Recent news hitting international headlines is the record catch of British angler Andy Hales who caught a 6 metre, two-ton great white shark off Cape Agulhas on 25th March this year.
The 55 year old from Birmingham was fishing for yellow fin tuna “and other sharks” with fellow businessman Richard Foster when he caught the great white.
“We were fishing for yellow fin tuna, and when you’re after them you’re always going to get the sharks, and in this case it grabbed the bait.” said Foster.
Hales says he had wrestled with it for two hours and that the shark had towed their vessel for more than two nautical miles before it was tired out and they were able to bring it to the boat.
“One thing you don’t want is a huge angry shark right next to the boat when it’s still got lots of energy.” said Hales. “We knew we had a chance of catching a great white. When we were out there, with bait in the water, the sharks were circling the boat, with the fins all around us.”
“When we got it next to the boat, it was just incredible – it was the width of two shire horses standing next to each other.” said Foster, who went on to say that the shark had not been killed.
It is reported that the skipper of the boat was an experienced shark catcher, having taken part in scientific tagging experiments for many years.
Great White Sharks are a protected species in South Africa; the first country to protect this magnificent species.
“The thing is, it all has to be estimated.” he added, “What you don’t want to do is kill the shark in order to find out exactly how much it weighs.”
Kim “Sharklady” McLean, Chairperson of the Great White Shark Protection Foundation reacted to the news of this catch with absolute dismay, disgust and disbelief.

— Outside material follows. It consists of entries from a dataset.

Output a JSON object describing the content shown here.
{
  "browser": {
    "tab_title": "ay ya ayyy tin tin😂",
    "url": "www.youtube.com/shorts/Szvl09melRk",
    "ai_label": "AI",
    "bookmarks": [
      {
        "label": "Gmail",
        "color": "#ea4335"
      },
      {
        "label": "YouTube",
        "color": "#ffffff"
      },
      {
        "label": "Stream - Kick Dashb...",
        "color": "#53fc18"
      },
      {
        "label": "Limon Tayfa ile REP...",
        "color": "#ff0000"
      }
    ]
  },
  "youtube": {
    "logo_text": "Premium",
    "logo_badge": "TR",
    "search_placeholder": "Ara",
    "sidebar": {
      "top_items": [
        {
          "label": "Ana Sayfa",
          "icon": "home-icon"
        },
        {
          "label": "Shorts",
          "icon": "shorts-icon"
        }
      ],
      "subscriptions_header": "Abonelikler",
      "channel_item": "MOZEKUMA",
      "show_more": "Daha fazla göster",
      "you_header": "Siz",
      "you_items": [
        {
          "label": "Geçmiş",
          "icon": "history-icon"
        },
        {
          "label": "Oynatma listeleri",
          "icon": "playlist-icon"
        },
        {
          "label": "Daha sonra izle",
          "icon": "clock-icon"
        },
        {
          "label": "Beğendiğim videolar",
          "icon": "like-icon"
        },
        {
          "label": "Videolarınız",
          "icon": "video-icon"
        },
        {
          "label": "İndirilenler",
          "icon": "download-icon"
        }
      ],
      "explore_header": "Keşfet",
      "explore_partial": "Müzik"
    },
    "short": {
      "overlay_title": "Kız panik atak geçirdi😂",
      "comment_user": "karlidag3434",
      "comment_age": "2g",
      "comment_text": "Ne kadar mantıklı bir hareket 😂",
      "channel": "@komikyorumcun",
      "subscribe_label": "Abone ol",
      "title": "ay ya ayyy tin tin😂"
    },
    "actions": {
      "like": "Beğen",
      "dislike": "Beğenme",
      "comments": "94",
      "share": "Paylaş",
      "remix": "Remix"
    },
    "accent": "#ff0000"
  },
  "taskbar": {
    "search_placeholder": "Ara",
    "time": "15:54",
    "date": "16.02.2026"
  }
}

“When you catch a shark of that calibre, a shark that has fought for that amount of time with a hook in its gut… you don’t know if it’s survived either.” McLean added that the Great White Shark Protection Foundation are seeking support from the compliance sector in government to look into this matter very seriously.